Logier invented the Chiroplast, a sliding frame meant as a pedagogical device to guide the hands and fingers while playing the piano, the intention being to improve and control the position of the hand and wrist. By staging public demonstrations of the mechanism and producing publications and studies to support his theories, the method became very popular within a short period of time. By having the system patented, he could earn license fees from every teacher who used the method. "Chiroplast instruction centres" opened in Dublin, London, Paris, Berlin, Leipzig, and Dresden. The system had ardent followers and critics, with Kalkbrenner and Spohr among the more prominent followers. Green's music shop in London had sold 1,600 chiroplasts by 1824.
He also developed his own teaching method, later called the Logierian System of Musical Education, which he published in a series of pamphlets and instruction books beginning with An Explanation and Description of the Royal Patent Chiroplast or Hand-Director (1816). In this method, several pupils are taught at a time, with technical instruction done together with instruction in principles of harmony. Logier's approach laid the basis of group teaching in music.
In 1827 Logier published his System of the Science of Music, Harmony, and Practical Composition in both English and German editions (System der Musik-Wissenschaft und der praktischen Composition mit Inbegriff dessen, was gewöhnlich unter dem Ausdrucke General-Bass verstanden wird). This textbook of music theory and harmony was widely used and reprinted throughout the nineteenth century. His 1813 Introduction to the Art of Playing on the Royal Kent Bugle was the first text on that instrument. 

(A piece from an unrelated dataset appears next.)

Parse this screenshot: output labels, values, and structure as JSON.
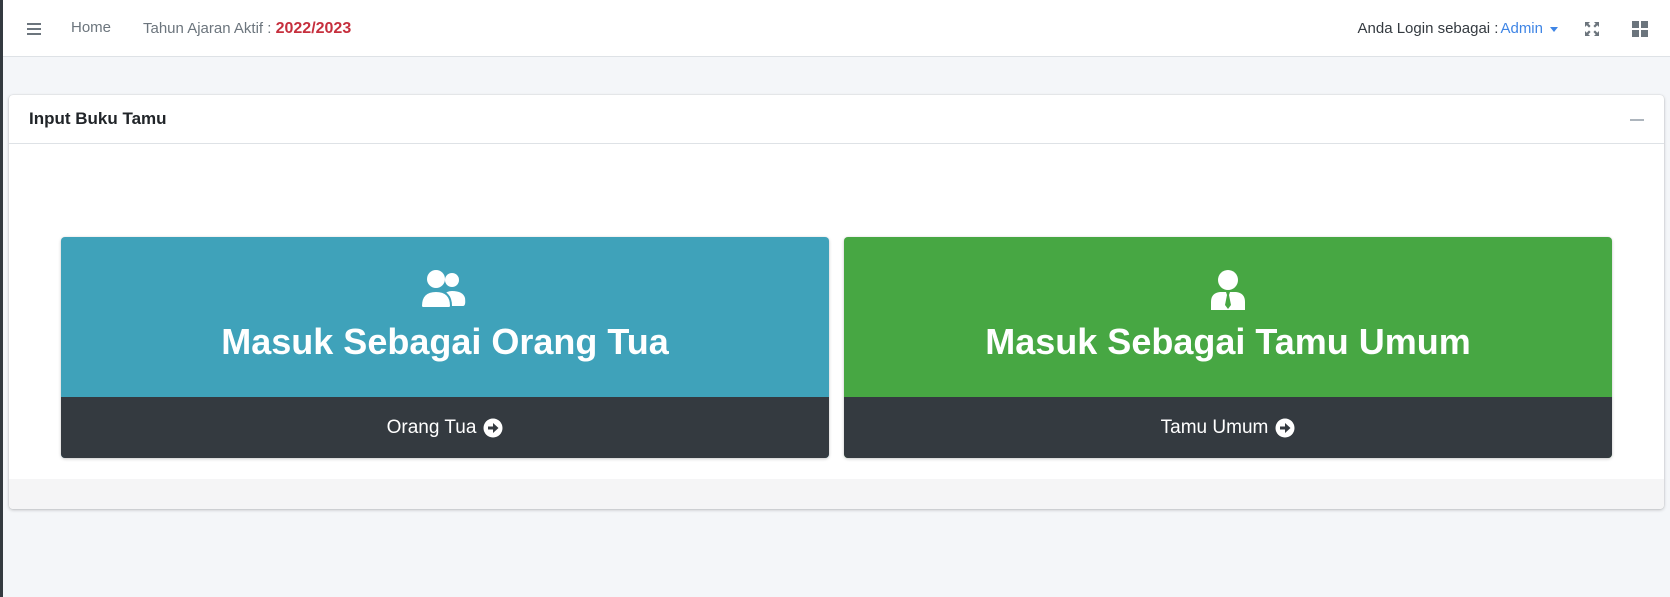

Logier's achievements as a composer have always been overshadowed by his successful inventions and educational methods, to the extent that many brief biographies don't mention his compositional activity at all. His work-list includes music for piano, flute, harp, bugle, and military bands. He also arranged popular and traditional songs for solo piano. One of Logier's largest compositions is the opera Brian Boroihme [sic!] (1810) on an Irish historical episode, which achieved some success and is an important work in the history of nationalism in Irish opera. He also wrote an ambitious concerto for piano and orchestra op. 13 (1816). For a performance of his Battle of Trafalgar (1810) he gathered seven military bands, and The Battle of Vittoria (1813) was performed by 150 instrumentalists.
- Adèle Commins: "Logier, Johann Bernhard", in: The Encyclopaedia of Music in Ireland, ed. H. White & B. Boydell (Dublin: UCD Press, 2013), p. 597–9.
- Commins (2013), p. 597.
- Lasocki, David (2009). "New Light on the Early History of the Keyed Bugle Part I: The Astor Advertisement and Collins v. Green" (PDF). Historic Brass Society Journal. 21: 13. doi:10.2153/0120090011002. Retrieved 10 October 2021.
- Logier, Johann Bernhard (25 Nov 1813). Introduction to the Art of playing on the Royal Kent Bugle Illustrated with Appropriate Examples of Fingering also General Rules for Acquiring a good Embouchre [sic] to which are prefixed Forty-two Lessons in various Keys Calculated to facilitate the Improvement of the Pupil on this Curious & Delightful Instrument. Dublin, Sackville-Street: J. B. Logier's Music Saloon. Retrieved 10 October 2021.
- Axel Klein: "Stage-Irish, or The National in Irish Opera 1780-1925", in: Opera Quarterly 21 (2005) 1, p. 27–67.
- Commins (2013), p. 598.